Problem requirements -
When you copy the entries, match them exactly and omit the pictures.

===== Source records =====

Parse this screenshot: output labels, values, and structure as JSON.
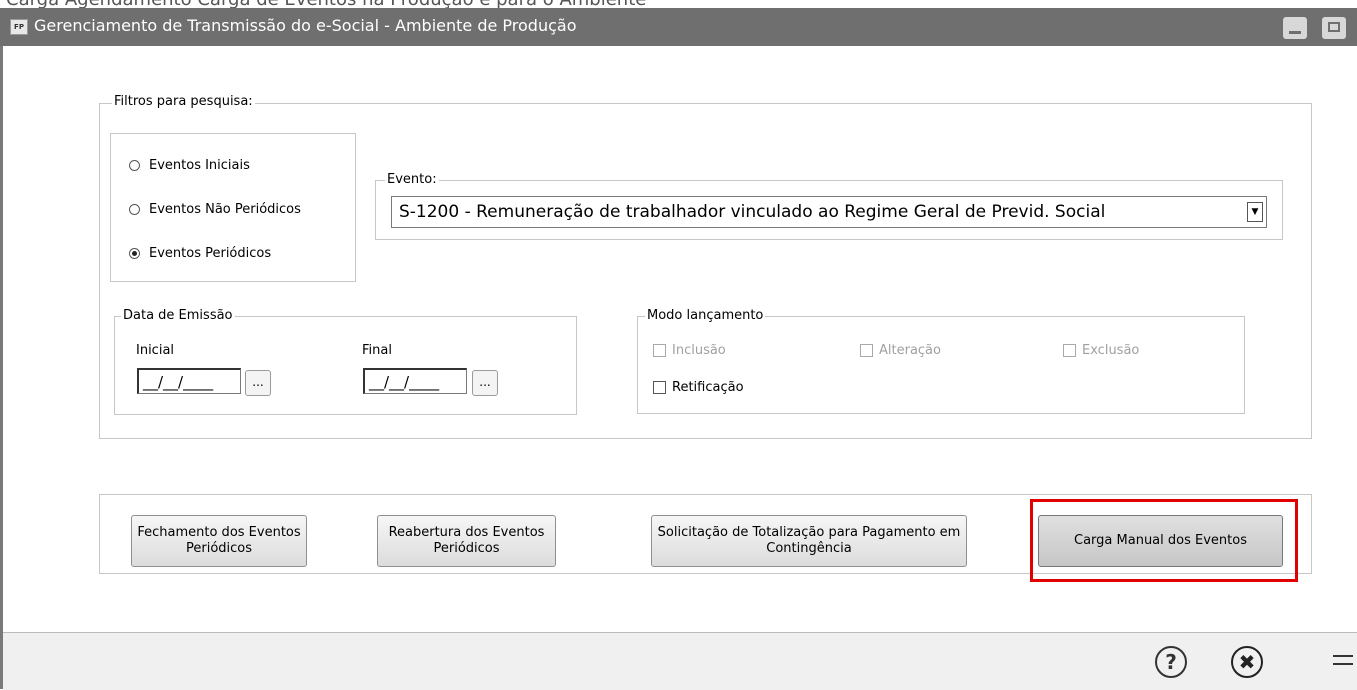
{
  "top_cropped_text": "Carga Agendamento Carga de Eventos na Produção e para o Ambiente",
  "window": {
    "app_icon": "FP",
    "title": "Gerenciamento de Transmissão do e-Social - Ambiente de Produção",
    "minimize_icon": "minimize-icon",
    "maximize_icon": "maximize-icon"
  },
  "filters": {
    "legend": "Filtros para pesquisa:",
    "event_type": {
      "options": [
        {
          "label": "Eventos Iniciais",
          "checked": false
        },
        {
          "label": "Eventos Não Periódicos",
          "checked": false
        },
        {
          "label": "Eventos Periódicos",
          "checked": true
        }
      ]
    },
    "evento": {
      "legend": "Evento:",
      "selected": "S-1200 - Remuneração de trabalhador vinculado ao Regime Geral de Previd. Social"
    },
    "data_emissao": {
      "legend": "Data de Emissão",
      "inicial_label": "Inicial",
      "inicial_value": "__/__/____",
      "final_label": "Final",
      "final_value": "__/__/____",
      "picker_label": "..."
    },
    "modo_lancamento": {
      "legend": "Modo lançamento",
      "inclusao": "Inclusão",
      "alteracao": "Alteração",
      "exclusao": "Exclusão",
      "retificacao": "Retificação"
    }
  },
  "actions": {
    "fechamento": "Fechamento dos Eventos Periódicos",
    "reabertura": "Reabertura dos Eventos Periódicos",
    "solicitacao": "Solicitação de Totalização para Pagamento em Contingência",
    "carga_manual": "Carga Manual dos Eventos"
  },
  "footer": {
    "help_icon": "help-icon",
    "close_icon": "close-icon",
    "menu_icon": "menu-icon"
  },
  "colors": {
    "titlebar": "#6f6f6f",
    "highlight": "#e00000",
    "footer": "#f0f0f0"
  }
}
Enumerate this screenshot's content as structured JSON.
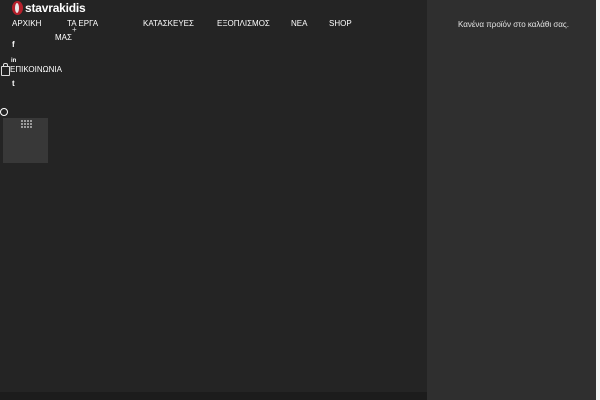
{
  "brand": {
    "logo_text": "stavrakidis"
  },
  "nav": {
    "items": [
      {
        "label": "ΑΡΧΙΚΗ"
      },
      {
        "label": "ΤΑ ΕΡΓΑ"
      },
      {
        "label": "ΜΑΣ"
      },
      {
        "label": "ΚΑΤΑΣΚΕΥΕΣ"
      },
      {
        "label": "ΕΞΟΠΛΙΣΜΟΣ"
      },
      {
        "label": "ΝΕΑ"
      },
      {
        "label": "SHOP"
      },
      {
        "label": "ΕΠΙΚΟΙΝΩΝΙΑ"
      }
    ],
    "submenu_marker": "+"
  },
  "social": {
    "facebook": "f",
    "linkedin": "in",
    "tumblr": "t"
  },
  "cart": {
    "empty_text": "Κανένα προϊόν στο καλάθι σας."
  },
  "colors": {
    "background": "#242424",
    "panel": "#2f2f2f",
    "accent": "#b5202b"
  }
}
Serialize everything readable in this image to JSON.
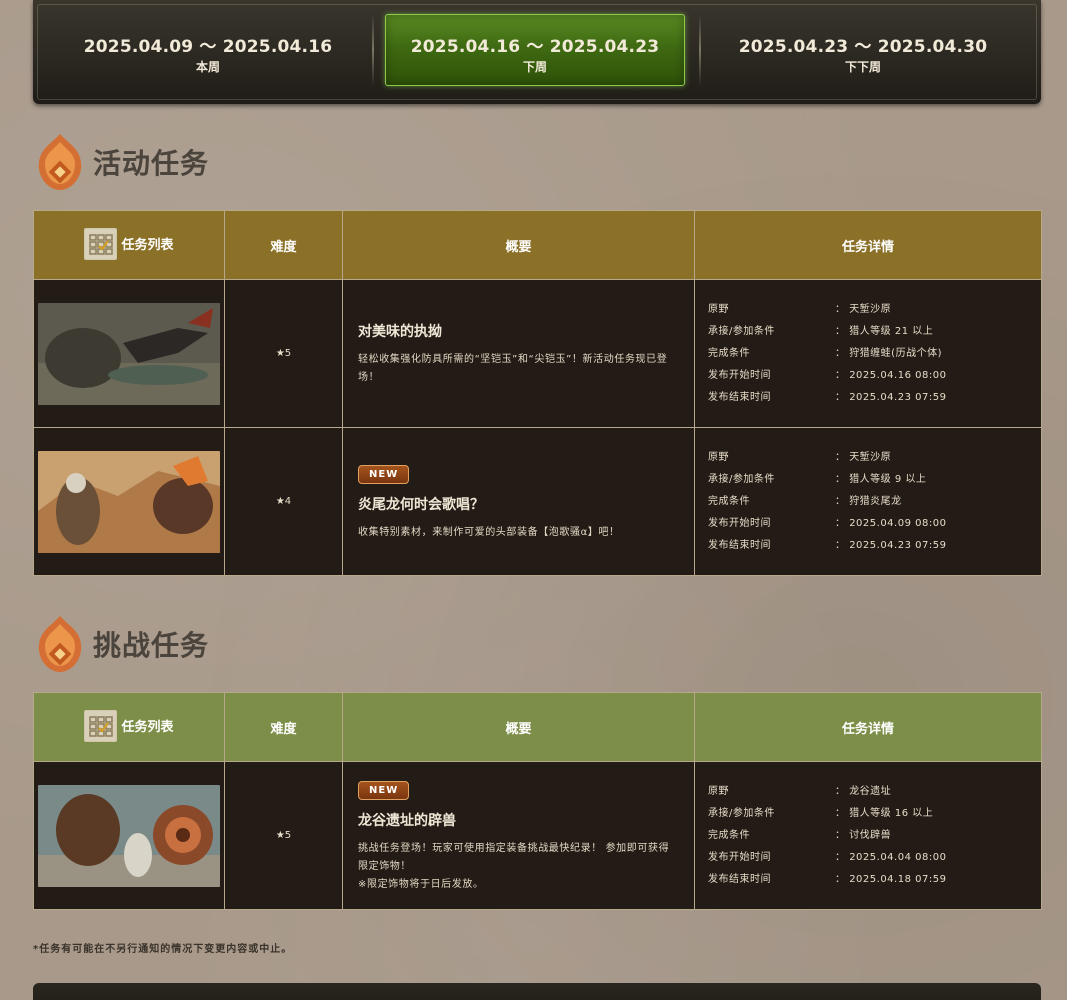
{
  "weeks": [
    {
      "range": "2025.04.09 ～ 2025.04.16",
      "label": "本周"
    },
    {
      "range": "2025.04.16 ～ 2025.04.23",
      "label": "下周"
    },
    {
      "range": "2025.04.23 ～ 2025.04.30",
      "label": "下下周"
    }
  ],
  "colors": {
    "event_header": "#8b7027",
    "challenge_header": "#7d8e48",
    "active_tab": "#3f6a12",
    "cell_bg": "#231c16",
    "new_badge": "#a4541c"
  },
  "event": {
    "title": "活动任务",
    "headers": {
      "list": "任务列表",
      "difficulty": "难度",
      "summary": "概要",
      "details": "任务详情"
    },
    "quests": [
      {
        "badge": "",
        "stars": "★5",
        "name": "对美味的执拗",
        "desc": "轻松收集强化防具所需的“坚铠玉”和“尖铠玉”！新活动任务现已登场！",
        "desc2": "",
        "details": [
          {
            "k": "原野",
            "v": "天堑沙原"
          },
          {
            "k": "承接/参加条件",
            "v": "猎人等级 21 以上"
          },
          {
            "k": "完成条件",
            "v": "狩猎缠蛙(历战个体)"
          },
          {
            "k": "发布开始时间",
            "v": "2025.04.16 08:00"
          },
          {
            "k": "发布结束时间",
            "v": "2025.04.23 07:59"
          }
        ]
      },
      {
        "badge": "NEW",
        "stars": "★4",
        "name": "炎尾龙何时会歌唱？",
        "desc": "收集特别素材，来制作可爱的头部装备【泡歌骚α】吧！",
        "desc2": "",
        "details": [
          {
            "k": "原野",
            "v": "天堑沙原"
          },
          {
            "k": "承接/参加条件",
            "v": "猎人等级 9 以上"
          },
          {
            "k": "完成条件",
            "v": "狩猎炎尾龙"
          },
          {
            "k": "发布开始时间",
            "v": "2025.04.09 08:00"
          },
          {
            "k": "发布结束时间",
            "v": "2025.04.23 07:59"
          }
        ]
      }
    ]
  },
  "challenge": {
    "title": "挑战任务",
    "headers": {
      "list": "任务列表",
      "difficulty": "难度",
      "summary": "概要",
      "details": "任务详情"
    },
    "quests": [
      {
        "badge": "NEW",
        "stars": "★5",
        "name": "龙谷遗址的辟兽",
        "desc": "挑战任务登场！玩家可使用指定装备挑战最快纪录！ 参加即可获得限定饰物！",
        "desc2": "※限定饰物将于日后发放。",
        "details": [
          {
            "k": "原野",
            "v": "龙谷遗址"
          },
          {
            "k": "承接/参加条件",
            "v": "猎人等级 16 以上"
          },
          {
            "k": "完成条件",
            "v": "讨伐辟兽"
          },
          {
            "k": "发布开始时间",
            "v": "2025.04.04 08:00"
          },
          {
            "k": "发布结束时间",
            "v": "2025.04.18 07:59"
          }
        ]
      }
    ]
  },
  "footnote": "*任务有可能在不另行通知的情况下变更内容或中止。"
}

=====

Task result -
Parse this screenshot: output labels, values, and structure as JSON.
{
  "top_cropped_text": "Carga Agendamento Carga de Eventos na Produção e para o Ambiente",
  "window": {
    "app_icon": "FP",
    "title": "Gerenciamento de Transmissão do e-Social - Ambiente de Produção",
    "minimize_icon": "minimize-icon",
    "maximize_icon": "maximize-icon"
  },
  "filters": {
    "legend": "Filtros para pesquisa:",
    "event_type": {
      "options": [
        {
          "label": "Eventos Iniciais",
          "checked": false
        },
        {
          "label": "Eventos Não Periódicos",
          "checked": false
        },
        {
          "label": "Eventos Periódicos",
          "checked": true
        }
      ]
    },
    "evento": {
      "legend": "Evento:",
      "selected": "S-1200 - Remuneração de trabalhador vinculado ao Regime Geral de Previd. Social"
    },
    "data_emissao": {
      "legend": "Data de Emissão",
      "inicial_label": "Inicial",
      "inicial_value": "__/__/____",
      "final_label": "Final",
      "final_value": "__/__/____",
      "picker_label": "..."
    },
    "modo_lancamento": {
      "legend": "Modo lançamento",
      "inclusao": "Inclusão",
      "alteracao": "Alteração",
      "exclusao": "Exclusão",
      "retificacao": "Retificação"
    }
  },
  "actions": {
    "fechamento": "Fechamento dos Eventos Periódicos",
    "reabertura": "Reabertura dos Eventos Periódicos",
    "solicitacao": "Solicitação de Totalização para Pagamento em Contingência",
    "carga_manual": "Carga Manual dos Eventos"
  },
  "footer": {
    "help_icon": "help-icon",
    "close_icon": "close-icon",
    "menu_icon": "menu-icon"
  },
  "colors": {
    "titlebar": "#6f6f6f",
    "highlight": "#e00000",
    "footer": "#f0f0f0"
  }
}
Enumerate this screenshot's content as structured JSON.
{
  "brand": {
    "logo_text": "stavrakidis"
  },
  "nav": {
    "items": [
      {
        "label": "ΑΡΧΙΚΗ"
      },
      {
        "label": "ΤΑ ΕΡΓΑ"
      },
      {
        "label": "ΜΑΣ"
      },
      {
        "label": "ΚΑΤΑΣΚΕΥΕΣ"
      },
      {
        "label": "ΕΞΟΠΛΙΣΜΟΣ"
      },
      {
        "label": "ΝΕΑ"
      },
      {
        "label": "SHOP"
      },
      {
        "label": "ΕΠΙΚΟΙΝΩΝΙΑ"
      }
    ],
    "submenu_marker": "+"
  },
  "social": {
    "facebook": "f",
    "linkedin": "in",
    "tumblr": "t"
  },
  "cart": {
    "empty_text": "Κανένα προϊόν στο καλάθι σας."
  },
  "colors": {
    "background": "#242424",
    "panel": "#2f2f2f",
    "accent": "#b5202b"
  }
}
Serialize everything readable in this image to JSON.
{
  "weeks": [
    {
      "range": "2025.04.09 ～ 2025.04.16",
      "label": "本周"
    },
    {
      "range": "2025.04.16 ～ 2025.04.23",
      "label": "下周"
    },
    {
      "range": "2025.04.23 ～ 2025.04.30",
      "label": "下下周"
    }
  ],
  "colors": {
    "event_header": "#8b7027",
    "challenge_header": "#7d8e48",
    "active_tab": "#3f6a12",
    "cell_bg": "#231c16",
    "new_badge": "#a4541c"
  },
  "event": {
    "title": "活动任务",
    "headers": {
      "list": "任务列表",
      "difficulty": "难度",
      "summary": "概要",
      "details": "任务详情"
    },
    "quests": [
      {
        "badge": "",
        "stars": "★5",
        "name": "对美味的执拗",
        "desc": "轻松收集强化防具所需的“坚铠玉”和“尖铠玉”！新活动任务现已登场！",
        "desc2": "",
        "details": [
          {
            "k": "原野",
            "v": "天堑沙原"
          },
          {
            "k": "承接/参加条件",
            "v": "猎人等级 21 以上"
          },
          {
            "k": "完成条件",
            "v": "狩猎缠蛙(历战个体)"
          },
          {
            "k": "发布开始时间",
            "v": "2025.04.16 08:00"
          },
          {
            "k": "发布结束时间",
            "v": "2025.04.23 07:59"
          }
        ]
      },
      {
        "badge": "NEW",
        "stars": "★4",
        "name": "炎尾龙何时会歌唱？",
        "desc": "收集特别素材，来制作可爱的头部装备【泡歌骚α】吧！",
        "desc2": "",
        "details": [
          {
            "k": "原野",
            "v": "天堑沙原"
          },
          {
            "k": "承接/参加条件",
            "v": "猎人等级 9 以上"
          },
          {
            "k": "完成条件",
            "v": "狩猎炎尾龙"
          },
          {
            "k": "发布开始时间",
            "v": "2025.04.09 08:00"
          },
          {
            "k": "发布结束时间",
            "v": "2025.04.23 07:59"
          }
        ]
      }
    ]
  },
  "challenge": {
    "title": "挑战任务",
    "headers": {
      "list": "任务列表",
      "difficulty": "难度",
      "summary": "概要",
      "details": "任务详情"
    },
    "quests": [
      {
        "badge": "NEW",
        "stars": "★5",
        "name": "龙谷遗址的辟兽",
        "desc": "挑战任务登场！玩家可使用指定装备挑战最快纪录！ 参加即可获得限定饰物！",
        "desc2": "※限定饰物将于日后发放。",
        "details": [
          {
            "k": "原野",
            "v": "龙谷遗址"
          },
          {
            "k": "承接/参加条件",
            "v": "猎人等级 16 以上"
          },
          {
            "k": "完成条件",
            "v": "讨伐辟兽"
          },
          {
            "k": "发布开始时间",
            "v": "2025.04.04 08:00"
          },
          {
            "k": "发布结束时间",
            "v": "2025.04.18 07:59"
          }
        ]
      }
    ]
  },
  "footnote": "*任务有可能在不另行通知的情况下变更内容或中止。"
}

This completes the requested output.